Polyculture or the growing of many different plants in a given area is a popular permaculture principle. Fruit tree guilds are a specific polyculture technique used to improve fertility, confuse pests, and attract beneficial insects, as well as provide increased yields.
Plum, elderberry, yarrow, chicory, red clover, shasta daisy, parsnip, plantain
I’ve grown my fruit and nut trees in guilds with understory plants that help my trees. When I first started into permaculture, the idea that plants could help each other, thereby eliminating the need for fertilizers, pesticides, and outside inputs really captivated me. I have since grown my own guilds with varying degrees of success. For me, it hasn’t been a panacea of perfection, where I no longer have any maintenance to do, because my helper plants are doing all the work. They have certainly helped, but I’m not sure how realistic it is to expect to plant a fruit tree guild with a grafted high value fruit tree, and then not have to do any work to get quality fruit.
I think this can work with mature ungrafted varieties planted in appropriate microclimates, but in my experience, grafted varieties require a little more work. Also, it is not easy to establish good working guilds. In Gaia’s Garden, a book I love by the way, Toby Hemenway has diagrams of perfectly planted guilds in concentric circles. I don’t think it’s practical, nor economically feasible for most of us to plant this precisely, not to mention the constant maintenance to keep the guild in balance. I think it is more practical to mix the seed of the plants that you want to grow under and around your tree and sow the seeds. Mother Nature will determine what grows where.
Plum, comfrey, alfalfa, clover, chicory, milkweed, oregano, yarrow, autumn olive
Having said all that, that doesn’t mean I don’t like to grow my trees with guilds, I certainly do, and I think Gaia’s Garden is a fantastic resource for what plants to put into your guild and why. Below are some of the plants that I’ve put into my guilds:
Mulberry, goumi, comfrey, alfalfa, chicory, milkweed[/caption]
Alfalfa– Nitrogen fixer, attracts beneficial insects with flowers. Easy to seed.
Autumn Olive– Nitrogen fixing small tree. Berries beneficial to wildlife. Invasive.
Chicory– Nutrient accumulator, blooms from June until frost. Grows and seeds itself rampantly. Can get a bit tall, so you have to cut them back around your trees if they’re short.
Chives– Pest deterrent.
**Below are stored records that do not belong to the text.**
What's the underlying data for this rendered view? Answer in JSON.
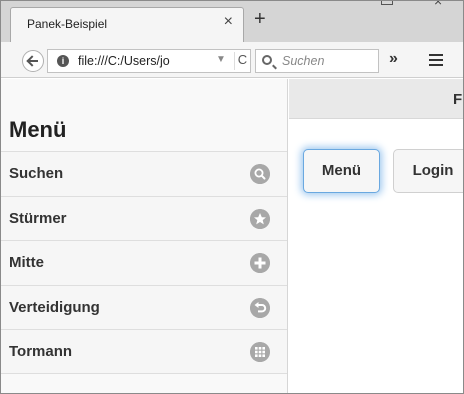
{
  "browser": {
    "tab_title": "Panek-Beispiel",
    "tab_close": "×",
    "new_tab": "+",
    "url": "file:///C:/Users/jo",
    "url_dropdown": "▼",
    "reload": "C",
    "search_placeholder": "Suchen",
    "overflow": "»"
  },
  "panel": {
    "title": "Menü",
    "items": [
      {
        "label": "Suchen",
        "icon": "search-icon"
      },
      {
        "label": "Stürmer",
        "icon": "star-icon"
      },
      {
        "label": "Mitte",
        "icon": "plus-icon"
      },
      {
        "label": "Verteidigung",
        "icon": "back-arrow-icon"
      },
      {
        "label": "Tormann",
        "icon": "grid-icon"
      }
    ]
  },
  "content": {
    "header_title": "F",
    "buttons": {
      "menu_label": "Menü",
      "login_label": "Login"
    }
  },
  "colors": {
    "focus_ring": "#6aa8e0",
    "icon_gray": "#a8a8a8"
  }
}
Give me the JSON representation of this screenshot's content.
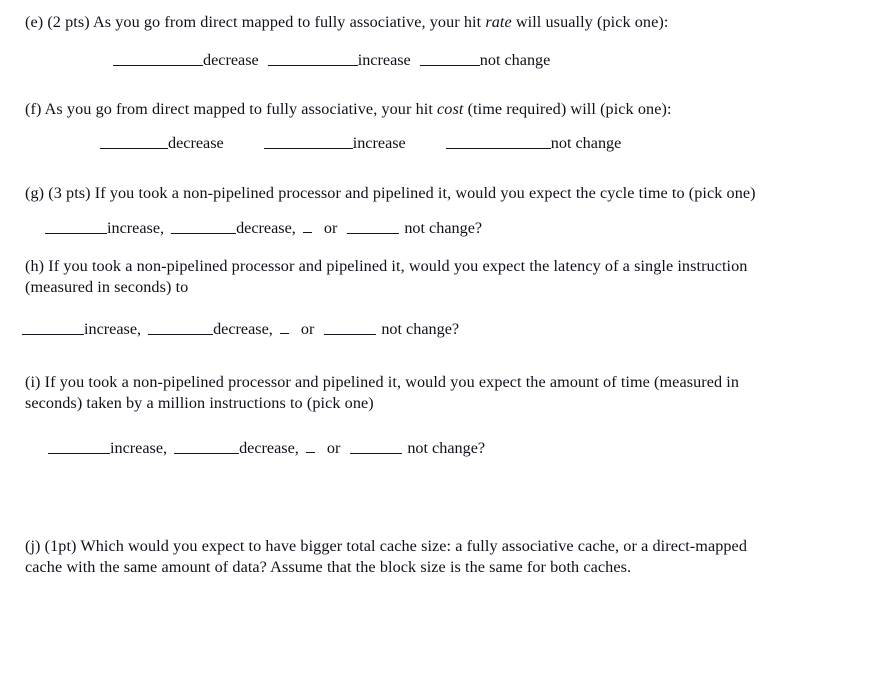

Can get overtaken by taller guild members.
Clover– Nitrogen fixer, attracts beneficial insects with flowers. One of my favorites, easy to seed.
Garlic– Pest deterrent. Plant in fall from bulbs.
Goumi– Nitrogen fixing shrub. Produces nice berry. Good for wildlife. Not invasive like Autumn Olive.
New Jersey Tea– Nitrogen Fixing shrub. Can grow in shade.
Oregano– Pest deterrent, flowers bring in beneficial insects. One of my absolute favorite guild members.
Plantain– I never sow this, but it comes on its own. I welcome it as it is a nutrient accumulator.
Russian Comfrey (Not True Comfrey)- True comfrey produces seed, which can overtake your guild in time. Russian comfrey grows tall and vigorously from root cuttings. I love comfrey as it is a fantastic nutrient accumulator that produces flowers for a long duration. I plant one comfrey root per fruit tree. Do not plant more than one as it will take up too much space in the guild.
Yarrow– Also one of my favorites. Produces the tiny flower that predator insects like. Is also a nutrient accumulator that looks beautiful.
Pear, goumi, alder, comfrey, oregano, chicory, yarrow, alfalfa[/caption]
~ Phil Williams
Phil Williams is a permaculture consultant and designer and creator of the website foodproduction101.com. He is also the author of numerous books, most recently, Fire the Landscaper and Farmer Phil's Permaculture. His website provides useful, timely information for the experienced or beginning gardener, landscaper, or permaculturalist. Phil's personal goals are to build soil, restore and regenerate degraded landscapes, grow and raise an abundance of healthy food of great variety, design and install resilient permaculture gardens in the most efficient manner possible, and teach others along the way.